AMY GOODMAN: And what do you say to someone like President Correa, who said, “I want to preserve the Yasuní National Park. I don’t want to take the oil from the soil. Please,” to the industrialized world, “help us protect this space”? And he couldn’t raise the money, so he’s moved in, you know, with Chinese companies and has infuriated the indigenous population there.
ATOSSA SOLTANI: Yes, I stood with President Correa on stage when he launched this initiative. I wholeheartedly support this initiative to keep the oil in the ground. It was ahead of its time. I would say to President Correa, “Great idea. It was ahead of its time. The world maybe was not ready to pay for this. But they will be. They are now.” We are now all talking about how to basically keep oil and gas in the ground. And President Correa is losing his leadership role, and that being the first country to have proposed this, he could really have the moral and ethical leadership. Leadership in this moment is key, and he had a great leadership position. It’s an idea that will happen. Whether Ecuador leads it or not remains to be seen.
We will continue to stop—fight for saving Yasuní National Park. His arguments of why Yasuní should be protected in 2007 are still true today. And really, we want—it really is up to the international community and to China, who has given Ecuador $13 billion in financing in exchange for the oil that Ecuador has remaining in its Amazon, including Yasuní oil. So it’s also up to China to say, “Hey, maybe China should forgive Ecuador’s debt.” And President Correa should assume leadership role and keep the oil in the ground and protect this area, which is not only the most biodiverse place on Earth, it was actually here around the ice age, and it’s expected to survive climate change. It really is the cradle of life.

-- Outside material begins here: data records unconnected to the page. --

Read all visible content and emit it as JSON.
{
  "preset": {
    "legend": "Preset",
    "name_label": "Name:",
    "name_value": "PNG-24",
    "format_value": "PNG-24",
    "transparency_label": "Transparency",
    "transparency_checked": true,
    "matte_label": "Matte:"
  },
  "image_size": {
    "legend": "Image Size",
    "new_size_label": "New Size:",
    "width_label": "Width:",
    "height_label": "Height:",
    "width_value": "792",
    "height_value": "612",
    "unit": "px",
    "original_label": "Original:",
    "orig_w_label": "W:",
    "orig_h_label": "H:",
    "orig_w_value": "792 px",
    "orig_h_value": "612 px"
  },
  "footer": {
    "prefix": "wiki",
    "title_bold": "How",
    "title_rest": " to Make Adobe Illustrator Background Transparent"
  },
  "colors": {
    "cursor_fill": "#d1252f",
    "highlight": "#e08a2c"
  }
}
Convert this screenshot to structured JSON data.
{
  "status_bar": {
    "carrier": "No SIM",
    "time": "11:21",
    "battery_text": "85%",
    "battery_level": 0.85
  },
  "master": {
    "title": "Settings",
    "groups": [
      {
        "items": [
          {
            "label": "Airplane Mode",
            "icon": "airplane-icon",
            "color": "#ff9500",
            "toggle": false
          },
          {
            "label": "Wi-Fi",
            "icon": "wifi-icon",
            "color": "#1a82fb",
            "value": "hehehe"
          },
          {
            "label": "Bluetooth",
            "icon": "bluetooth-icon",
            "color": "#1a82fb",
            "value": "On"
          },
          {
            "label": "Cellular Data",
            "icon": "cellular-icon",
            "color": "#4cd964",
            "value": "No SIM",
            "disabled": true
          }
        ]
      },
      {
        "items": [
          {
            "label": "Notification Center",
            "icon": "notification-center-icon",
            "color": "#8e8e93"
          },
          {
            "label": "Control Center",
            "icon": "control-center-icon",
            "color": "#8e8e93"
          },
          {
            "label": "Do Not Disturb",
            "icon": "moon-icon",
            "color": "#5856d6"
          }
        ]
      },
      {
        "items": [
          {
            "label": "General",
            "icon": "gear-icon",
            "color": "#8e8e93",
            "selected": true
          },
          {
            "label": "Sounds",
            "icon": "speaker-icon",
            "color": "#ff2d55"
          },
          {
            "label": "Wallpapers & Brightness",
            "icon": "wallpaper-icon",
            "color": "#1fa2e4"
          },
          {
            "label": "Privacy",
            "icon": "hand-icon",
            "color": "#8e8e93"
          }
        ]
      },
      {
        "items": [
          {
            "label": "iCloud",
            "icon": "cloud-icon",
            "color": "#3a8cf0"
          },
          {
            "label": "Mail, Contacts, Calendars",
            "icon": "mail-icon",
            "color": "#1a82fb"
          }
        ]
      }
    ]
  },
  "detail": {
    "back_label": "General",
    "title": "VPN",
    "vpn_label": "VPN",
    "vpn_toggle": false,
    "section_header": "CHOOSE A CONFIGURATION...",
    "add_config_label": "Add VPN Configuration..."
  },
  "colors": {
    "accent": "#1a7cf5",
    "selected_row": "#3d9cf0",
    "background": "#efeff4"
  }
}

AMY GOODMAN: And what do you say—what question would you have for Todd Stern, the chief U.S. climate negotiator here?
ATOSSA SOLTANI: I would say, “What is the U.S. doing to basically end all subsidies—all subsidies—for exploration?” You know, our government spent $26 billion subsidizing new reserves, or looking for new reserves. That has to stop. We have to basically tax carbon. We need to tax carbon and stop talking about climate mitigation of, you know, one pollution credit versus another, allowing someplace to pollute versus saving carbon elsewhere. We have to get beyond that and look at carbon tax. We have to look at cutting—not only cutting exploration, changing the laws that now allow fracking to proliferate throughout America, and looking at basically ending subsidies for fossil fuels.
AMY GOODMAN: And to President Obama, in what some might call the lame-duck years, others might say these are his years to create his legacy?
ATOSSA SOLTANI: Absolutely. I mean, President Obama came in under the platform of hope, you know, and I think we need to hold him to that. This is the moment where the planet is looking to the leaders of the world, to Obama, to President Dilma, to President Correa. Really, think about future generations. They’re speaking in your ears. Listen up and hear the voice of future generations. Your only legacy should be what kind of a world—you know, are you being good ancestors to future generations? That should be your biggest question.
AMY GOODMAN: That was Atossa Soltani. She’s the founder and executive director of Amazon Watch. She had just come out of a remarkable afternoon with indigenous women yesterday, meeting to discuss their own solutions to climate change.